---------- RECORDS SUPPLIED

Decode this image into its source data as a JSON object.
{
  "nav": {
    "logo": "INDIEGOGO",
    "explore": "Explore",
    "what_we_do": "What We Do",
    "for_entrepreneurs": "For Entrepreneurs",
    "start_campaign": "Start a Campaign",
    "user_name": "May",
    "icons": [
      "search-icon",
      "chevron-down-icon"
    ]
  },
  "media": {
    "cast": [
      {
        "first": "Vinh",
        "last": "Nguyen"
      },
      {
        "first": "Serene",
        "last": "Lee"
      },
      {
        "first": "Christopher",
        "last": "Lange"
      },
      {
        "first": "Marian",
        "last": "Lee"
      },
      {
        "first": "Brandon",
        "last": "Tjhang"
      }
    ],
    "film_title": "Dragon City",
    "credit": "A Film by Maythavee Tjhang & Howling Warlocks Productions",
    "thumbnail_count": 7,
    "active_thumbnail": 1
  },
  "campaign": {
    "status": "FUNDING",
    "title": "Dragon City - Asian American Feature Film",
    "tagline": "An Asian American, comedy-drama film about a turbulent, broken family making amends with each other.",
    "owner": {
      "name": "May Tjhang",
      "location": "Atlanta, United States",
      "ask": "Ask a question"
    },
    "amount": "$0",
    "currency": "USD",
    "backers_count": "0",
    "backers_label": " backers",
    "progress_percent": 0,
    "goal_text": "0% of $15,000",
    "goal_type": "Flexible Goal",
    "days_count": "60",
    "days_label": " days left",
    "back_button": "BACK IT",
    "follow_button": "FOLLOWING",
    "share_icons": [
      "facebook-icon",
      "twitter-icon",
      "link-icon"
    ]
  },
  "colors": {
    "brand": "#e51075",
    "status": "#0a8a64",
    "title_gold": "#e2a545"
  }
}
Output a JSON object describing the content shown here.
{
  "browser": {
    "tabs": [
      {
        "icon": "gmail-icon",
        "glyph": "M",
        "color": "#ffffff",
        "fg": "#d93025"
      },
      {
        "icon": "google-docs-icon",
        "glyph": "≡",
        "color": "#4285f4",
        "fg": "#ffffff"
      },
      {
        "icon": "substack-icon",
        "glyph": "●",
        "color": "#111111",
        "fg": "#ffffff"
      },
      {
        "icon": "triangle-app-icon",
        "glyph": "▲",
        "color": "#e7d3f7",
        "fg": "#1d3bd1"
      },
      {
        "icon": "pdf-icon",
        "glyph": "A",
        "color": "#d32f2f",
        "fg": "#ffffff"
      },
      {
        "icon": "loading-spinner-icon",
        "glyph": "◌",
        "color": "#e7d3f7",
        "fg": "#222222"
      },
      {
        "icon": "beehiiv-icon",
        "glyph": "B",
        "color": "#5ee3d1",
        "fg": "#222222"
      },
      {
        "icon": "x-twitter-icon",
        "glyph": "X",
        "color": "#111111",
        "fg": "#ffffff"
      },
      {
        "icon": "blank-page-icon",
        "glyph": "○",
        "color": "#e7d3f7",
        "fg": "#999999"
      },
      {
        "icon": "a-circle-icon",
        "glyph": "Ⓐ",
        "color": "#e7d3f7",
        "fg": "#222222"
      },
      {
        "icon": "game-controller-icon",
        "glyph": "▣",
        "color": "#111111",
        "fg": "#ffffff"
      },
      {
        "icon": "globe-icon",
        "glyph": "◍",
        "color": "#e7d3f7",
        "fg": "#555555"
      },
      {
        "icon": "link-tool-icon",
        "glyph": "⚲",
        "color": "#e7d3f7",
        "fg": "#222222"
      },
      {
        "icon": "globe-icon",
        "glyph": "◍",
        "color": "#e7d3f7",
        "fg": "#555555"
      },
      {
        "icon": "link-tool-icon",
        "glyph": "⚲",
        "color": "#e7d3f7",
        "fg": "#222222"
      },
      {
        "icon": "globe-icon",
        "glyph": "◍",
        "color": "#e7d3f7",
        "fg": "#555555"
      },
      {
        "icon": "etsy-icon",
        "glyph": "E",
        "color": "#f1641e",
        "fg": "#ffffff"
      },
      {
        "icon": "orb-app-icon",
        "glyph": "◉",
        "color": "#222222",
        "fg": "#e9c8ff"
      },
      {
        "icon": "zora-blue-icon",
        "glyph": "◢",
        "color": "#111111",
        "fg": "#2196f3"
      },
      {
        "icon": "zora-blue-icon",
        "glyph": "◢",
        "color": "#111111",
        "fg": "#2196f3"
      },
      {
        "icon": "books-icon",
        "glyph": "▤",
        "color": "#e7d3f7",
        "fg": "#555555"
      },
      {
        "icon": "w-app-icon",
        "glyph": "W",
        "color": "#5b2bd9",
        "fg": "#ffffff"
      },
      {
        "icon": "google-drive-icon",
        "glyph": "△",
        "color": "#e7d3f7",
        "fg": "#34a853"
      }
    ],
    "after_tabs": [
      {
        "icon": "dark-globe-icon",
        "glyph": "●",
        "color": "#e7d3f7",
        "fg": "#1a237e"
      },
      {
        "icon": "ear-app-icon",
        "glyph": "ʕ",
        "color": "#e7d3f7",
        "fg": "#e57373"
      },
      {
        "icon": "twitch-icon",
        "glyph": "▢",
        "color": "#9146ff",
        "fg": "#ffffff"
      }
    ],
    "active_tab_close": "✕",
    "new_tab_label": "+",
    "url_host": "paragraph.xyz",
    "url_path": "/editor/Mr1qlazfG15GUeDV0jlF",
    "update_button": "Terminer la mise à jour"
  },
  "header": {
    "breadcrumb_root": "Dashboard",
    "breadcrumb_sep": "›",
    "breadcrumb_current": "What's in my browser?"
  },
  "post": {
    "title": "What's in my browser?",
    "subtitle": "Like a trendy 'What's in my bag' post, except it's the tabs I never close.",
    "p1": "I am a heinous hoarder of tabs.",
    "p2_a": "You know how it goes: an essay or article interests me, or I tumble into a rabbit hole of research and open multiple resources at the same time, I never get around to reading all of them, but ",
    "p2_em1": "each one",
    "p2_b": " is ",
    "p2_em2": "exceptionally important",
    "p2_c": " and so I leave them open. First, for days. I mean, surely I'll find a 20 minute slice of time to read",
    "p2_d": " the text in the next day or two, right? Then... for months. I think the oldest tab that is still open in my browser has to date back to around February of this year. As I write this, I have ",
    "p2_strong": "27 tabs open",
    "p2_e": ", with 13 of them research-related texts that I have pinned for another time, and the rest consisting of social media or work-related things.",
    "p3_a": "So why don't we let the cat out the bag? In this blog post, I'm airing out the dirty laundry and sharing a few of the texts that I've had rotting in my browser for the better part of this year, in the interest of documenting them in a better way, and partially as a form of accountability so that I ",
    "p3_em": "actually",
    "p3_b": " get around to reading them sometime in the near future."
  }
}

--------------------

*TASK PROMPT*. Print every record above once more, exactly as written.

*SOLUTION BELOW*.
Decode this image into its source data as a JSON object.
{
  "nav": {
    "logo": "INDIEGOGO",
    "explore": "Explore",
    "what_we_do": "What We Do",
    "for_entrepreneurs": "For Entrepreneurs",
    "start_campaign": "Start a Campaign",
    "user_name": "May",
    "icons": [
      "search-icon",
      "chevron-down-icon"
    ]
  },
  "media": {
    "cast": [
      {
        "first": "Vinh",
        "last": "Nguyen"
      },
      {
        "first": "Serene",
        "last": "Lee"
      },
      {
        "first": "Christopher",
        "last": "Lange"
      },
      {
        "first": "Marian",
        "last": "Lee"
      },
      {
        "first": "Brandon",
        "last": "Tjhang"
      }
    ],
    "film_title": "Dragon City",
    "credit": "A Film by Maythavee Tjhang & Howling Warlocks Productions",
    "thumbnail_count": 7,
    "active_thumbnail": 1
  },
  "campaign": {
    "status": "FUNDING",
    "title": "Dragon City - Asian American Feature Film",
    "tagline": "An Asian American, comedy-drama film about a turbulent, broken family making amends with each other.",
    "owner": {
      "name": "May Tjhang",
      "location": "Atlanta, United States",
      "ask": "Ask a question"
    },
    "amount": "$0",
    "currency": "USD",
    "backers_count": "0",
    "backers_label": " backers",
    "progress_percent": 0,
    "goal_text": "0% of $15,000",
    "goal_type": "Flexible Goal",
    "days_count": "60",
    "days_label": " days left",
    "back_button": "BACK IT",
    "follow_button": "FOLLOWING",
    "share_icons": [
      "facebook-icon",
      "twitter-icon",
      "link-icon"
    ]
  },
  "colors": {
    "brand": "#e51075",
    "status": "#0a8a64",
    "title_gold": "#e2a545"
  }
}
Output a JSON object describing the content shown here.
{
  "browser": {
    "tabs": [
      {
        "icon": "gmail-icon",
        "glyph": "M",
        "color": "#ffffff",
        "fg": "#d93025"
      },
      {
        "icon": "google-docs-icon",
        "glyph": "≡",
        "color": "#4285f4",
        "fg": "#ffffff"
      },
      {
        "icon": "substack-icon",
        "glyph": "●",
        "color": "#111111",
        "fg": "#ffffff"
      },
      {
        "icon": "triangle-app-icon",
        "glyph": "▲",
        "color": "#e7d3f7",
        "fg": "#1d3bd1"
      },
      {
        "icon": "pdf-icon",
        "glyph": "A",
        "color": "#d32f2f",
        "fg": "#ffffff"
      },
      {
        "icon": "loading-spinner-icon",
        "glyph": "◌",
        "color": "#e7d3f7",
        "fg": "#222222"
      },
      {
        "icon": "beehiiv-icon",
        "glyph": "B",
        "color": "#5ee3d1",
        "fg": "#222222"
      },
      {
        "icon": "x-twitter-icon",
        "glyph": "X",
        "color": "#111111",
        "fg": "#ffffff"
      },
      {
        "icon": "blank-page-icon",
        "glyph": "○",
        "color": "#e7d3f7",
        "fg": "#999999"
      },
      {
        "icon": "a-circle-icon",
        "glyph": "Ⓐ",
        "color": "#e7d3f7",
        "fg": "#222222"
      },
      {
        "icon": "game-controller-icon",
        "glyph": "▣",
        "color": "#111111",
        "fg": "#ffffff"
      },
      {
        "icon": "globe-icon",
        "glyph": "◍",
        "color": "#e7d3f7",
        "fg": "#555555"
      },
      {
        "icon": "link-tool-icon",
        "glyph": "⚲",
        "color": "#e7d3f7",
        "fg": "#222222"
      },
      {
        "icon": "globe-icon",
        "glyph": "◍",
        "color": "#e7d3f7",
        "fg": "#555555"
      },
      {
        "icon": "link-tool-icon",
        "glyph": "⚲",
        "color": "#e7d3f7",
        "fg": "#222222"
      },
      {
        "icon": "globe-icon",
        "glyph": "◍",
        "color": "#e7d3f7",
        "fg": "#555555"
      },
      {
        "icon": "etsy-icon",
        "glyph": "E",
        "color": "#f1641e",
        "fg": "#ffffff"
      },
      {
        "icon": "orb-app-icon",
        "glyph": "◉",
        "color": "#222222",
        "fg": "#e9c8ff"
      },
      {
        "icon": "zora-blue-icon",
        "glyph": "◢",
        "color": "#111111",
        "fg": "#2196f3"
      },
      {
        "icon": "zora-blue-icon",
        "glyph": "◢",
        "color": "#111111",
        "fg": "#2196f3"
      },
      {
        "icon": "books-icon",
        "glyph": "▤",
        "color": "#e7d3f7",
        "fg": "#555555"
      },
      {
        "icon": "w-app-icon",
        "glyph": "W",
        "color": "#5b2bd9",
        "fg": "#ffffff"
      },
      {
        "icon": "google-drive-icon",
        "glyph": "△",
        "color": "#e7d3f7",
        "fg": "#34a853"
      }
    ],
    "after_tabs": [
      {
        "icon": "dark-globe-icon",
        "glyph": "●",
        "color": "#e7d3f7",
        "fg": "#1a237e"
      },
      {
        "icon": "ear-app-icon",
        "glyph": "ʕ",
        "color": "#e7d3f7",
        "fg": "#e57373"
      },
      {
        "icon": "twitch-icon",
        "glyph": "▢",
        "color": "#9146ff",
        "fg": "#ffffff"
      }
    ],
    "active_tab_close": "✕",
    "new_tab_label": "+",
    "url_host": "paragraph.xyz",
    "url_path": "/editor/Mr1qlazfG15GUeDV0jlF",
    "update_button": "Terminer la mise à jour"
  },
  "header": {
    "breadcrumb_root": "Dashboard",
    "breadcrumb_sep": "›",
    "breadcrumb_current": "What's in my browser?"
  },
  "post": {
    "title": "What's in my browser?",
    "subtitle": "Like a trendy 'What's in my bag' post, except it's the tabs I never close.",
    "p1": "I am a heinous hoarder of tabs.",
    "p2_a": "You know how it goes: an essay or article interests me, or I tumble into a rabbit hole of research and open multiple resources at the same time, I never get around to reading all of them, but ",
    "p2_em1": "each one",
    "p2_b": " is ",
    "p2_em2": "exceptionally important",
    "p2_c": " and so I leave them open. First, for days. I mean, surely I'll find a 20 minute slice of time to read",
    "p2_d": " the text in the next day or two, right? Then... for months. I think the oldest tab that is still open in my browser has to date back to around February of this year. As I write this, I have ",
    "p2_strong": "27 tabs open",
    "p2_e": ", with 13 of them research-related texts that I have pinned for another time, and the rest consisting of social media or work-related things.",
    "p3_a": "So why don't we let the cat out the bag? In this blog post, I'm airing out the dirty laundry and sharing a few of the texts that I've had rotting in my browser for the better part of this year, in the interest of documenting them in a better way, and partially as a form of accountability so that I ",
    "p3_em": "actually",
    "p3_b": " get around to reading them sometime in the near future."
  }
}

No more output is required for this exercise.